Creating One-On-One Time


After school, I play goalie for my youngest son who’s practicing his shooting skills for an upcoming soccer game. Then I help one of my kids with their homework and help another one study for a test. I watch my daughter jump on the trampoline and practice her front and back tucks. I make dinner with my youngest son because he’s currently really interested in learning to cook. When Dad gets home, we eat dinner and clean up afterwards as a family. On the way to gymnastics, I hear about all the drama that happened at school that day and listen to “teenie bop” music and sing along with my daughter. Later in the evening I play a couple games of “Uno” and “Dutch Blitz,” with my daughter while my husband plays video games with our sons. Before bed, I do yoga and eat popcorn with my oldest son. These are just a few examples of ways I spend one-on-one time with my children on a given day.

This doesn’t happen every day of course. But I try to be intentional about scheduling time with each child, whether it is taking them to practice, going out to eat, running errands, or playing a game with them. Once a month we let our kids pick a special thing that they want to do with just Mom or Dad without their siblings. Last month one child chose to go golfing, another one wanted to go to a special ice cream place, and another wanted to go out to eat at their favorite restaurant.

Attachment specialists like Bryan Post and Heather T. Forbes recommend the 10-20-10 approach (10 minutes in the morning, 20 minutes after school, and 10 minutes before bedtime) as a basis for creating intentional time with each child. This timeframe is a guideline to help parents creating positive interactions and attachment building experiences.

Here are a few more tips for parents on creating one-on-one time with their children:

  1. Limit distractions – Put your phones away, turn off any distractions, and protect your one-on-one time from outside interruptions.
  2. Time alone in the car – When you have to run an errand invite one child to join you. The car provides a great place for conversation. Parents can take turns driving their kids to their regularly scheduled activities.
  3. Date night – Plan a special date night with each kid once a month and do an activity of their choosing.
  4. Wake your child up on a positive note – Spend a few minutes in the morning sitting on your child’s bed talking to them about the day ahead, holding them, or discussing dreams they had that night. Create a positive note for them to wake up on. Having a special morning one-on-one can usually start the day off right.
  5. Spend time together at bedtime – Read bedtime stories, do devotionals, give hugs, or discuss your highs and lows from the day.
  6. Bake or cook together – Take turns preparing a special meal or treat of their choice together.
  7. Check in after school – After school is a great time to check in with your child and get a recap of what happened that day. This may be over snacks or maybe while helping them with their homework.
  8. Be active – Walk, run, go on a bike ride, plant flowers, do yoga, walk the dog or do another exercise together. Pick up a sport that you both can do together like golf or tennis, or maybe you can pass a football or frisbee together.
  9. Notice the time together – Appreciate and notice the time together out loud. For example, you might say something like, “It’s so nice that just the two of us could go on a bike ride together today.”
  10. Be creative – Find something that you and your child are both interested in and find a time to do it together. If you’re interested in art find a local art or pottery class for you to join. If you like reading pick out a book that you both are interested in and read it together and discuss it.

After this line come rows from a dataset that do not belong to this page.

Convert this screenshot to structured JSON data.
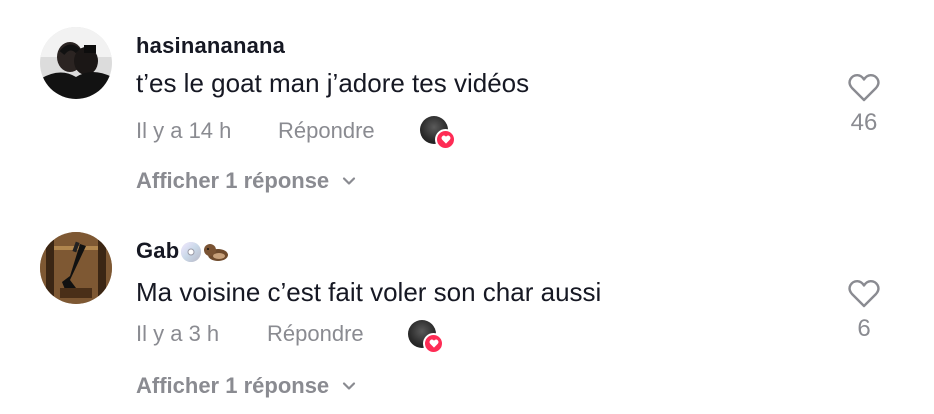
{
  "comments": [
    {
      "username": "hasinananana",
      "text": "t’es le goat man j’adore tes vidéos",
      "time": "Il y a 14 h",
      "reply_label": "Répondre",
      "view_replies": "Afficher 1 réponse",
      "likes": "46",
      "avatar_icon": "person-photo-avatar",
      "creator_liked": true
    },
    {
      "username": "Gab",
      "username_emojis": [
        "cd-disc-emoji",
        "otter-emoji"
      ],
      "text": "Ma voisine c’est fait voler son char aussi",
      "time": "Il y a 3 h",
      "reply_label": "Répondre",
      "view_replies": "Afficher 1 réponse",
      "likes": "6",
      "avatar_icon": "guitar-photo-avatar",
      "creator_liked": true
    }
  ],
  "colors": {
    "text_primary": "#161823",
    "text_secondary": "#8a8b91",
    "creator_heart": "#fe2c55"
  }
}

One-on-one time helps create attachment between a parent and their child. Every family is different so find what works best for your family. Be thoughtful and choose activities that you both will enjoy and try to plan ahead. Make the most of the time you spend together, especially when kids are young because they grow up fast! Give yourself grace if it doesn’t happen each day, each week or even every month but keep trying to create these special one-on-one moments in your child’s life.

Angela Simpson is an adoptive parent, social worker and adoption advocate. Angela is MLJ Adoptions’ Support Services Specialist and works with families throughout their adoption process. Angela and her husband have two sons and have just recently added a daughter to their family through adoption.